Sierra Nevada Corporation (SNC) recent successful unmanned runway landing of its mini-shuttle “Dream Chaser” following a test flight in California was a preview of planned Kennedy Center touchdowns coming to the Space Coast in the next three years. The landing was reminiscent of NASA’s Enterprise, the original prototype space shuttle which occurred forty years ago. Though the Enterprise landed with a crew onboard, SNC’s Dream Chaser was guided to a stop at Edwards Air Force Base November 11, 2017, after deploying landing gear and traversing 4,200 feet on the runway.
Sierra Nevada Corporation (SNC) is well-known for its cutting-edge, innovative design in the Space, Aviation, Electronics, and Systems Integration arena. Utilizing the expertise of engineers, software developers, scientists, and cyber professionals, SNC employs 3,000 team members in 34 locations who are dedicated to solving the globe’s most complicated technology problems. With more than 50 years’ experience, SNC is a trusted leader, promising advanced and innovative solutions to technology’s toughest problems always on time and under budget.
SNC’s prototype mini shuttle, Dream Chaser completed a successful free flight of 60-seconds. The test flight was conducted as a simulation of the 2.5-mile return flight Dream Chaser would make following a trip into space. The test, known as a drop test, was completed via a helicopter at 12,500 feet. In flight computers then controlled the Dream Chaser making turns and lining it up for a runway touchdown with speeds near 190 miles per hour.
This most recent test came following four years of additional innovation since the first test revealed landing gear issues. The changes resulted in superior vehicle which made a significant step toward launches and landings in Florida. Following the successful drop test and landing, SNC is pressing ahead for a 2020 Dream Chaser launch to the International Space Station with a return landing at the Kennedy Space Center on the retired shuttle runway now operated by Space Florida.
With NASA’s blessing, the 60-second free flight will be the final test flight for Dream Chaser before the 2020 launch. It is anticipated that on the first two primary missions the mini-shuttle will be launched on a United Launch Alliance Atlas V rocket making a supply run to the International Space Station. The successful flight met SNC’s final $8 million mark in its current NASA contract.
Though SNC failed to win the bid for flying astronauts to the ISS to Boeing and SpaceX, it was one of only three companies chosen for resupply contracts alongside Orbital ATK and SpaceX.

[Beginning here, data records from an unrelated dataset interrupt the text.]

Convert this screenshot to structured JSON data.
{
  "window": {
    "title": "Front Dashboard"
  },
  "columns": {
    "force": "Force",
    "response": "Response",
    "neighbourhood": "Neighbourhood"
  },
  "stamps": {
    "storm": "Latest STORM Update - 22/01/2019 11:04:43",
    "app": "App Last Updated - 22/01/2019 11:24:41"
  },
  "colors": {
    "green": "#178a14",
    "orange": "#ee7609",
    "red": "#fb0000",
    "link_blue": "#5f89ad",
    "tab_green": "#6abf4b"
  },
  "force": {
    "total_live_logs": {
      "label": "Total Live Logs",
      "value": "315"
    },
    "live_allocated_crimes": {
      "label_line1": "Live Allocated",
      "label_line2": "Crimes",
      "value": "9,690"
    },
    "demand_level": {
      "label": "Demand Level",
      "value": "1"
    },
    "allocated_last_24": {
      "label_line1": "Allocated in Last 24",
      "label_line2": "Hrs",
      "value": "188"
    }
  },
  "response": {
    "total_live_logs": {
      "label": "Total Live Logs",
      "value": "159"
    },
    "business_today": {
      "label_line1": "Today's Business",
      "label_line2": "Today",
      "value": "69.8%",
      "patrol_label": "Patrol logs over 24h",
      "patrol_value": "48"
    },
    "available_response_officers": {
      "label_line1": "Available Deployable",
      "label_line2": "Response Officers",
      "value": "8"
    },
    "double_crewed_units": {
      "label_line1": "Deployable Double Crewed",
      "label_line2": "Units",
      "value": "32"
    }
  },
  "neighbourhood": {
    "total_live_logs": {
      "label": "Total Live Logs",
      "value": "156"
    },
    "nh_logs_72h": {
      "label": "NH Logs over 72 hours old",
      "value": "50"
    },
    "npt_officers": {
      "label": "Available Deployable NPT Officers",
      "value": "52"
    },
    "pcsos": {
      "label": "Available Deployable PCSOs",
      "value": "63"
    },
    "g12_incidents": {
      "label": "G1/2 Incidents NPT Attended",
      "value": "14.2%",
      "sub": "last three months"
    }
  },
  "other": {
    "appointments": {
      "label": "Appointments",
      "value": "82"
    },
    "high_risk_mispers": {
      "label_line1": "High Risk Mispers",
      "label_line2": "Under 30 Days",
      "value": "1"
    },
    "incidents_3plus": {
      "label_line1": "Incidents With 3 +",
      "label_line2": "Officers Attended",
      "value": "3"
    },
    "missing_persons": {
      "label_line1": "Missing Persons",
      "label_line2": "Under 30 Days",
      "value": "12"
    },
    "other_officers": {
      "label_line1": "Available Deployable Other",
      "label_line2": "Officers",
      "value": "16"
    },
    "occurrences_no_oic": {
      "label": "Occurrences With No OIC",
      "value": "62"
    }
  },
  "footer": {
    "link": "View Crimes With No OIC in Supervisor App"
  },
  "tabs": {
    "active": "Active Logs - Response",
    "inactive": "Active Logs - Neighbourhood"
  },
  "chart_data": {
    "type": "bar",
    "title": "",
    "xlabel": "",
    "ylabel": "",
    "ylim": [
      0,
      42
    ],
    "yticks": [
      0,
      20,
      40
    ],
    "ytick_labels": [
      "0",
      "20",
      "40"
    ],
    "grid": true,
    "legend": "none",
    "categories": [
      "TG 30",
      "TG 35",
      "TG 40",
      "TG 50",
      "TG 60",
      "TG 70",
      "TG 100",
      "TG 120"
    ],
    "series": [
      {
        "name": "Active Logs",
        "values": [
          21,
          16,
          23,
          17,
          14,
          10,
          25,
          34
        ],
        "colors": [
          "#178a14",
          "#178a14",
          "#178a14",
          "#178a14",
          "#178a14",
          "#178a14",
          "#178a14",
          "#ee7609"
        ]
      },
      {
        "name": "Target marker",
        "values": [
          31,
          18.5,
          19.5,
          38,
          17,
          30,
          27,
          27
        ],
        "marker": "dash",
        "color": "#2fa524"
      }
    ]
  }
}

SNC anticipates a final review of Dream Chaser’s final design which includes a cargo module that can be attached to the orbiter’s back with the goal of transporting equipment, food, and scientific research to the ISS laboratory that orbits the Earth 250 miles above. Once the final review is complete, SNC will begin the selection and preparation of its Florida team of experts.
Though it looks similar to its predecessor, the mini-shuttle Dream Chaser measures about a fourth of the length of the original space shuttles. At 30-feet in length and 14,000 pounds, the test vehicle was stored in Enterprise’s NASA hanger before returning to Colorado. The Dream Chaser can carry 12,000 pounds of cargo. Differing from the original space shuttle, the Dream Chaser has no humans on board, thought SNC hasn’t ruled out a future version intended for people. Dream Chaser is showing the promise of more flexibility that the retired shuttle fleet, because it can land on a considerably shorter runway and can be launched on rockets other than the Atlas V.
With innovators like Sierra Nevada Corporation and its Dream Chaser, the future continues to look bright for Brevard County and the Space Coast.